**Data to examine**.
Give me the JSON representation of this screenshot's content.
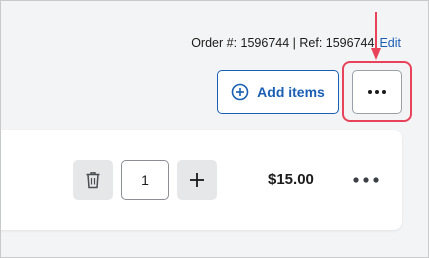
{
  "header": {
    "order_text": "Order #: 1596744 | Ref: 1596744",
    "edit_label": "Edit"
  },
  "toolbar": {
    "add_items_label": "Add items",
    "more_icon": "ellipsis-icon"
  },
  "line_item": {
    "quantity": "1",
    "price": "$15.00",
    "delete_icon": "trash-icon",
    "increment_icon": "plus-icon",
    "more_icon": "ellipsis-icon"
  },
  "colors": {
    "accent": "#1a5fb4",
    "highlight": "#e8435b"
  }
}
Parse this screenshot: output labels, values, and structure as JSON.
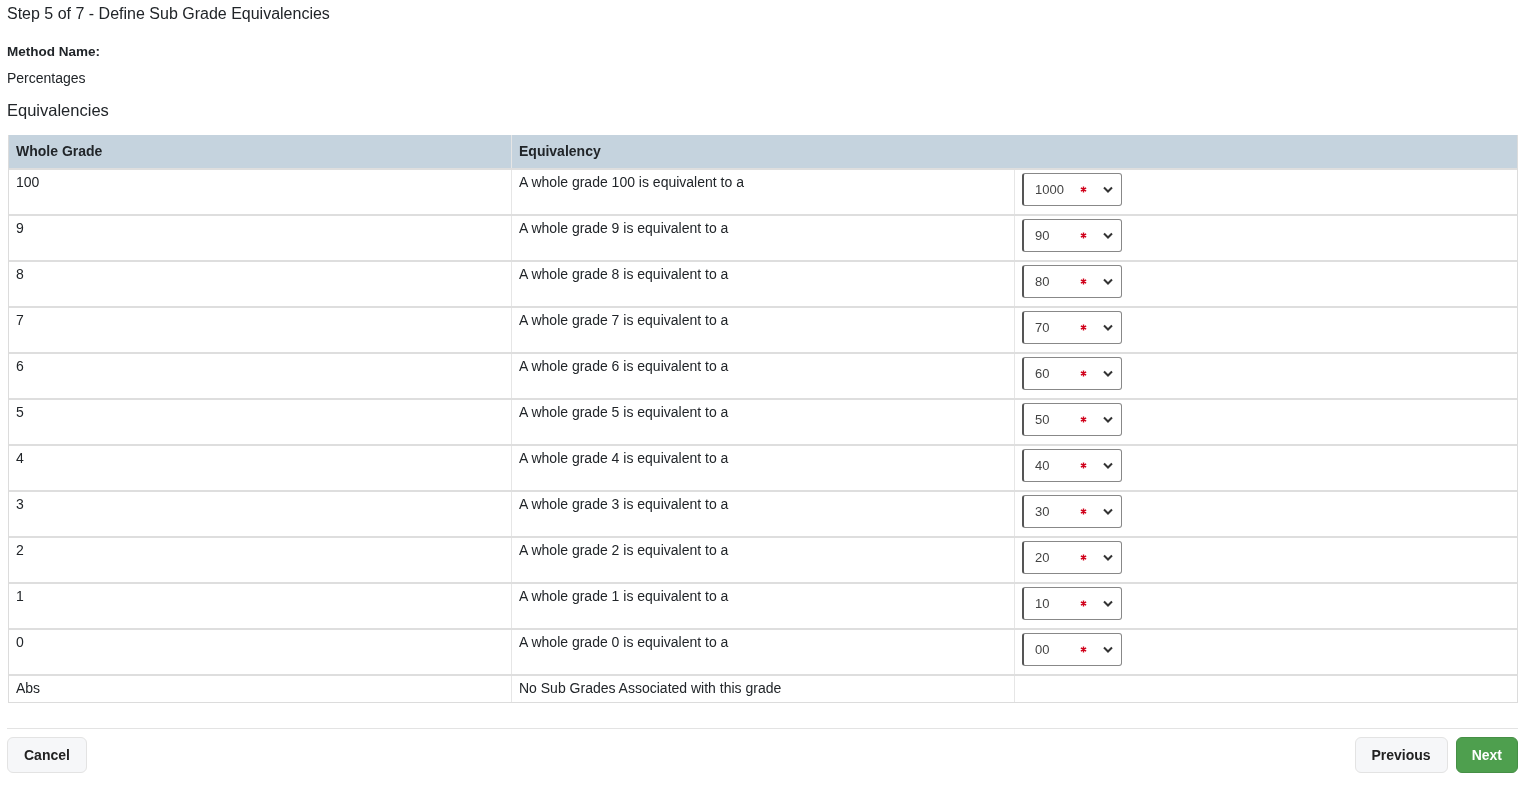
{
  "title": "Step 5 of 7 - Define Sub Grade Equivalencies",
  "method": {
    "label": "Method Name:",
    "value": "Percentages"
  },
  "section_title": "Equivalencies",
  "table": {
    "columns": [
      "Whole Grade",
      "Equivalency"
    ],
    "rows": [
      {
        "grade": "100",
        "text": "A whole grade 100 is equivalent to a",
        "select": "1000"
      },
      {
        "grade": "9",
        "text": "A whole grade 9 is equivalent to a",
        "select": "90"
      },
      {
        "grade": "8",
        "text": "A whole grade 8 is equivalent to a",
        "select": "80"
      },
      {
        "grade": "7",
        "text": "A whole grade 7 is equivalent to a",
        "select": "70"
      },
      {
        "grade": "6",
        "text": "A whole grade 6 is equivalent to a",
        "select": "60"
      },
      {
        "grade": "5",
        "text": "A whole grade 5 is equivalent to a",
        "select": "50"
      },
      {
        "grade": "4",
        "text": "A whole grade 4 is equivalent to a",
        "select": "40"
      },
      {
        "grade": "3",
        "text": "A whole grade 3 is equivalent to a",
        "select": "30"
      },
      {
        "grade": "2",
        "text": "A whole grade 2 is equivalent to a",
        "select": "20"
      },
      {
        "grade": "1",
        "text": "A whole grade 1 is equivalent to a",
        "select": "10"
      },
      {
        "grade": "0",
        "text": "A whole grade 0 is equivalent to a",
        "select": "00"
      },
      {
        "grade": "Abs",
        "text": "No Sub Grades Associated with this grade"
      }
    ]
  },
  "buttons": {
    "cancel": "Cancel",
    "previous": "Previous",
    "next": "Next"
  }
}
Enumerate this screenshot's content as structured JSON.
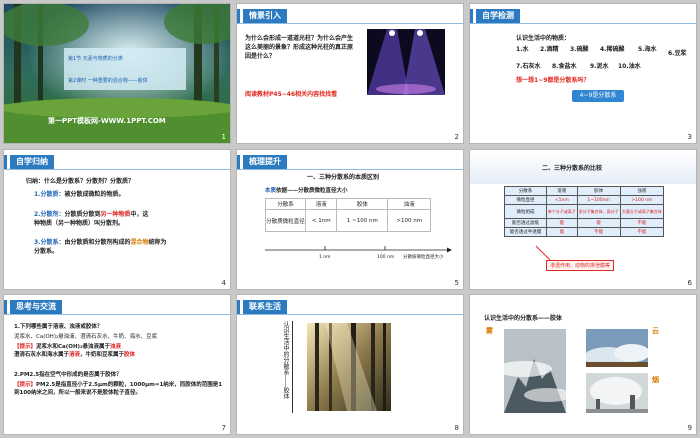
{
  "slides": [
    {
      "num": "1",
      "section": "第1节  元素与物质的分类",
      "lesson": "第2课时  一种重要的混合物——胶体",
      "footer": "第一PPT模板网-WWW.1PPT.COM"
    },
    {
      "num": "2",
      "tag": "情景引入",
      "question": "为什么会形成一道道光柱？为什么会产生这么美丽的景象？形成这种光柱的真正原因是什么？",
      "reading": "阅读教材P45~46相关内容找找看"
    },
    {
      "num": "3",
      "tag": "自学检测",
      "intro": "认识生活中的物质：",
      "items": [
        "1.水",
        "2.酒精",
        "3.硫酸",
        "4.稀硫酸",
        "5.海水",
        "6.豆浆",
        "7.石灰水",
        "8.食盐水",
        "9.泥水",
        "10.油水"
      ],
      "prompt": "想一想1~9都是分散系吗？",
      "button": "4~9是分散系"
    },
    {
      "num": "4",
      "tag": "自学归纳",
      "q": "归纳：什么是分散系？分散剂？分散质？",
      "p1_label": "1.分散质：",
      "p1_text": "被分散成微粒的物质。",
      "p2_label": "2.分散剂：",
      "p2_text_a": "分散质分散到",
      "p2_text_b": "另一种物质",
      "p2_text_c": "中，这种物质（另一种物质）叫分散剂。",
      "p3_label": "3.分散系：",
      "p3_text_a": "由分散质和分散剂构成的",
      "p3_text_b": "混合物",
      "p3_text_c": "统称为分散系。"
    },
    {
      "num": "5",
      "tag": "梳理提升",
      "heading": "一、三种分散系的本质区别",
      "basis_a": "本质",
      "basis_b": "依据——分散质微粒直径大小",
      "cols": [
        "分散系",
        "溶液",
        "胶体",
        "浊液"
      ],
      "row_label": "分散质微粒直径",
      "row_values": [
        "< 1nm",
        "1 ~100 nm",
        ">100 nm"
      ],
      "axis_1": "1 nm",
      "axis_2": "100 nm",
      "axis_caption": "分散质微粒直径大小"
    },
    {
      "num": "6",
      "heading": "二、三种分散系的比较",
      "cols": [
        "分散系",
        "溶液",
        "胶体",
        "浊液"
      ],
      "rows": [
        [
          "微粒直径",
          "<1nm",
          "1~100nm",
          ">100 nm"
        ],
        [
          "微粒组成",
          "单个分子或离子",
          "多分子集合体、高分子",
          "大量分子或离子集合体"
        ],
        [
          "能否透过滤纸",
          "能",
          "能",
          "不能"
        ],
        [
          "能否透过半透膜",
          "能",
          "不能",
          "不能"
        ]
      ],
      "note": "渗透作用、动物的排泄膜等"
    },
    {
      "num": "7",
      "tag": "思考与交流",
      "q1": "1.下列哪些属于溶液、浊液或胶体？",
      "q1_list": "泥浆水、Ca(OH)₂悬浊液、澄清石灰水、牛奶、海水、豆浆",
      "hint1_label": "【提示】",
      "hint1_a": "泥浆水和Ca(OH)₂悬浊液属于",
      "hint1_b": "浊液",
      "hint1_c": "澄清石灰水和海水属于",
      "hint1_d": "溶液",
      "hint1_e": "，牛奶和豆浆属于",
      "hint1_f": "胶体",
      "q2": "2.PM2.5指在空气中形成的是否属于胶体？",
      "hint2_label": "【提示】",
      "hint2_text": "PM2.5是指直径小于2.5μm的颗粒，1000μm=1纳米，而胶体的范围是1到100纳米之间，所以一般来说不是胶体粒子直径。"
    },
    {
      "num": "8",
      "tag": "联系生活",
      "vertical": "认识生活中的分散系——胶体"
    },
    {
      "num": "9",
      "title": "认识生活中的分散系——胶体",
      "w1": "雾",
      "w2": "云",
      "w3": "烟"
    }
  ]
}
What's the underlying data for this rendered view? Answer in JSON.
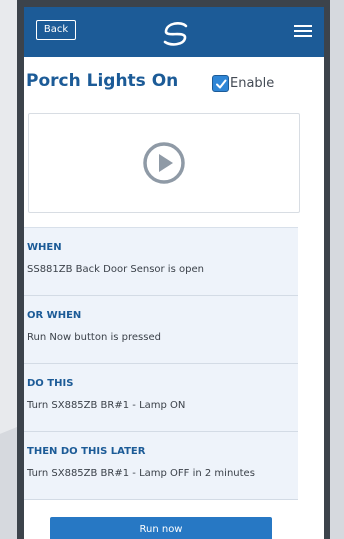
{
  "topbar": {
    "back_label": "Back",
    "logo_icon": "s-logo-icon",
    "menu_icon": "hamburger-menu-icon",
    "bg_color": "#1c5b97"
  },
  "header": {
    "title": "Porch Lights On",
    "enable_label": "Enable",
    "enable_checked": true
  },
  "video": {
    "icon": "play-circle-icon"
  },
  "steps": [
    {
      "heading": "WHEN",
      "text": "SS881ZB Back Door Sensor is open"
    },
    {
      "heading": "OR WHEN",
      "text": "Run Now button is pressed"
    },
    {
      "heading": "DO THIS",
      "text": "Turn SX885ZB BR#1 - Lamp ON"
    },
    {
      "heading": "THEN DO THIS LATER",
      "text": "Turn SX885ZB BR#1 - Lamp OFF in 2 minutes"
    }
  ],
  "run_button": {
    "label": "Run now",
    "color": "#2778c4"
  }
}
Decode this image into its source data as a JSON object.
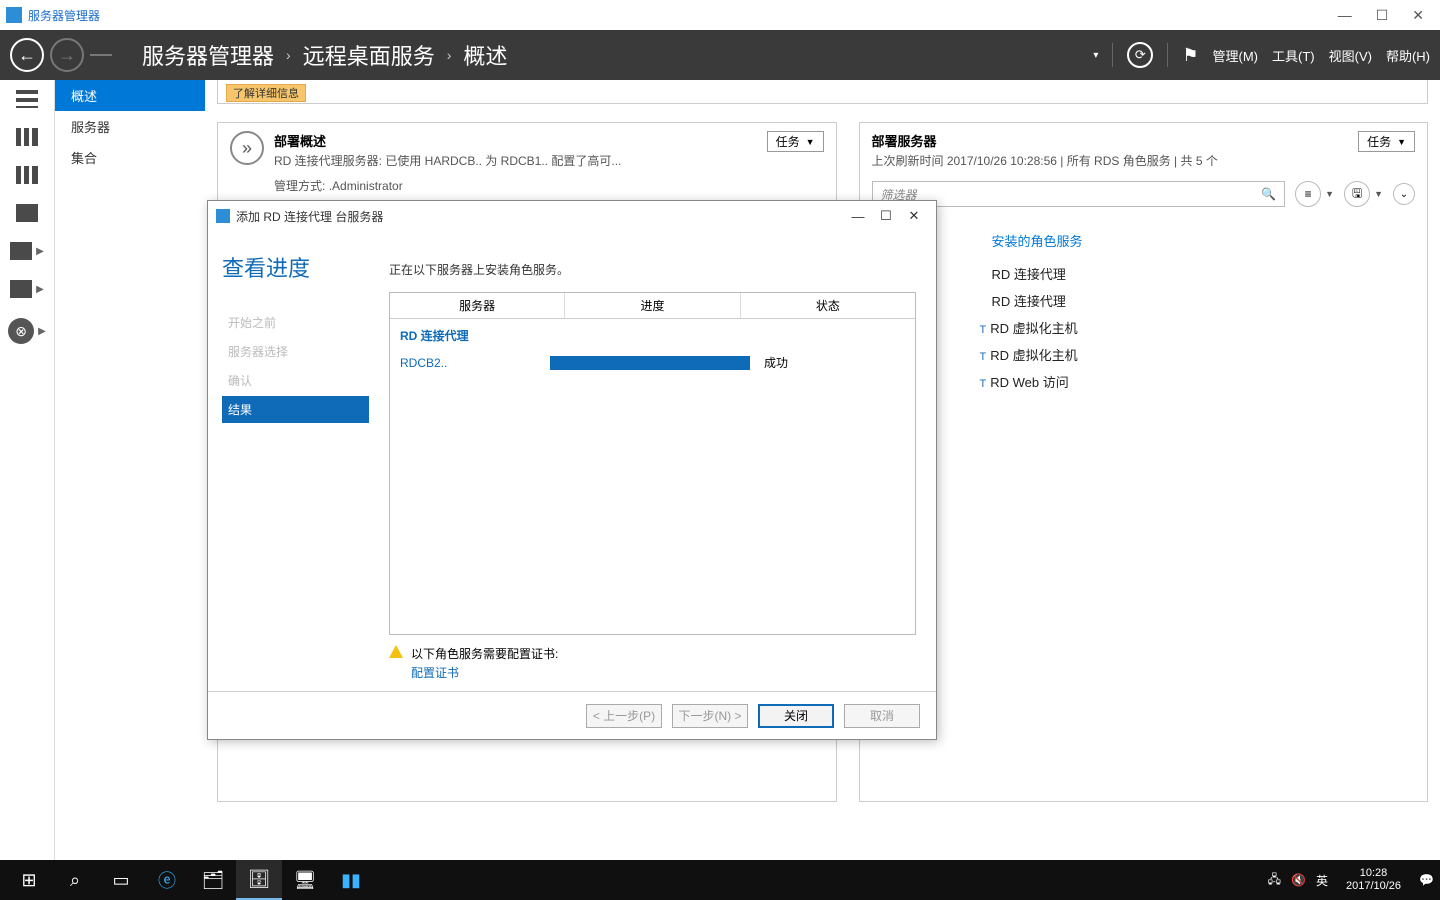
{
  "window": {
    "title": "服务器管理器",
    "min": "—",
    "max": "☐",
    "close": "✕"
  },
  "ribbon": {
    "crumb1": "服务器管理器",
    "crumb2": "远程桌面服务",
    "crumb3": "概述",
    "sep": "›",
    "manage": "管理(M)",
    "tools": "工具(T)",
    "view": "视图(V)",
    "help": "帮助(H)"
  },
  "nav": {
    "items": [
      "概述",
      "服务器",
      "集合"
    ],
    "selected": 0
  },
  "infobar": {
    "learnmore": "了解详细信息"
  },
  "deployOverview": {
    "title": "部署概述",
    "sub": "RD 连接代理服务器: 已使用 HARDCB..            为 RDCB1..            配置了高可...",
    "task": "任务",
    "mgmtLabel": "管理方式:",
    "mgmtUser": ".Administrator"
  },
  "deployServers": {
    "title": "部署服务器",
    "sub": "上次刷新时间 2017/10/26 10:28:56 | 所有 RDS 角色服务  | 共 5 个",
    "task": "任务",
    "filterPlaceholder": "筛选器",
    "rolesHeader": "安装的角色服务",
    "roles": [
      "RD 连接代理",
      "RD 连接代理",
      "RD 虚拟化主机",
      "RD 虚拟化主机",
      "RD Web 访问"
    ]
  },
  "modal": {
    "title": "添加 RD 连接代理 台服务器",
    "heading": "查看进度",
    "steps": [
      "开始之前",
      "服务器选择",
      "确认",
      "结果"
    ],
    "activeStep": 3,
    "msg": "正在以下服务器上安装角色服务。",
    "cols": [
      "服务器",
      "进度",
      "状态"
    ],
    "roleGroup": "RD 连接代理",
    "serverName": "RDCB2..",
    "status": "成功",
    "warnText": "以下角色服务需要配置证书:",
    "warnLink": "配置证书",
    "btnPrev": "< 上一步(P)",
    "btnNext": "下一步(N) >",
    "btnClose": "关闭",
    "btnCancel": "取消"
  },
  "taskbar": {
    "ime": "英",
    "time": "10:28",
    "date": "2017/10/26"
  }
}
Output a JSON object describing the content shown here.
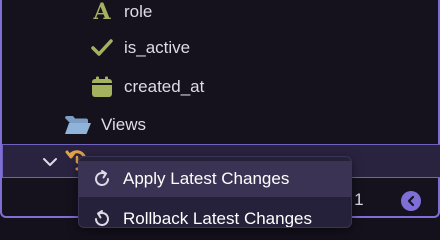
{
  "tree": {
    "items": [
      {
        "label": "role",
        "icon": "text-type-icon"
      },
      {
        "label": "is_active",
        "icon": "checkmark-icon"
      },
      {
        "label": "created_at",
        "icon": "calendar-icon"
      },
      {
        "label": "Views",
        "icon": "folder-open-icon"
      }
    ],
    "selected_icon": "migration-history-icon"
  },
  "context_menu": {
    "items": [
      {
        "label": "Apply Latest Changes",
        "icon": "redo-icon"
      },
      {
        "label": "Rollback Latest Changes",
        "icon": "undo-icon"
      }
    ]
  },
  "status": {
    "partial_text": "a 1"
  },
  "colors": {
    "accent": "#7e6fd6",
    "icon_green": "#a4b25e",
    "folder_blue": "#8fb3d9",
    "selected_icon_orange": "#e0a34c"
  }
}
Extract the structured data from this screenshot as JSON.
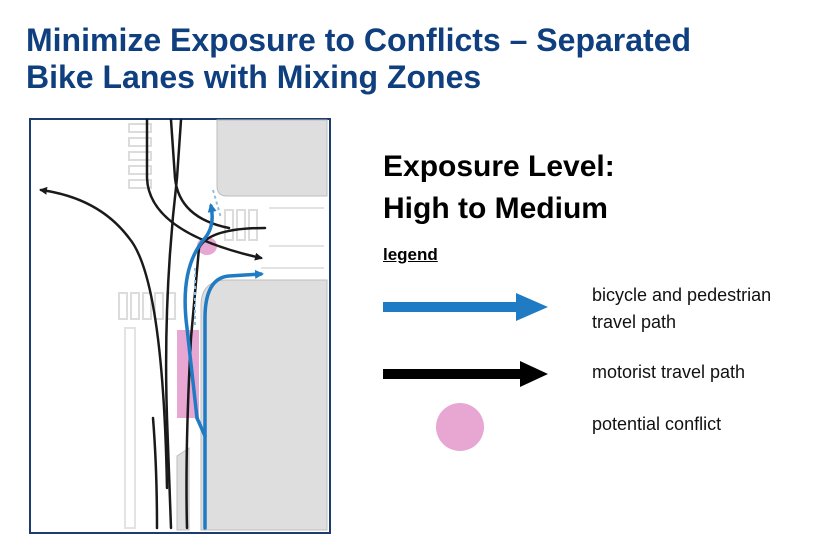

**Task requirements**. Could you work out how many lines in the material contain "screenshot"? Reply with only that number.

**Result for this exercise**. 4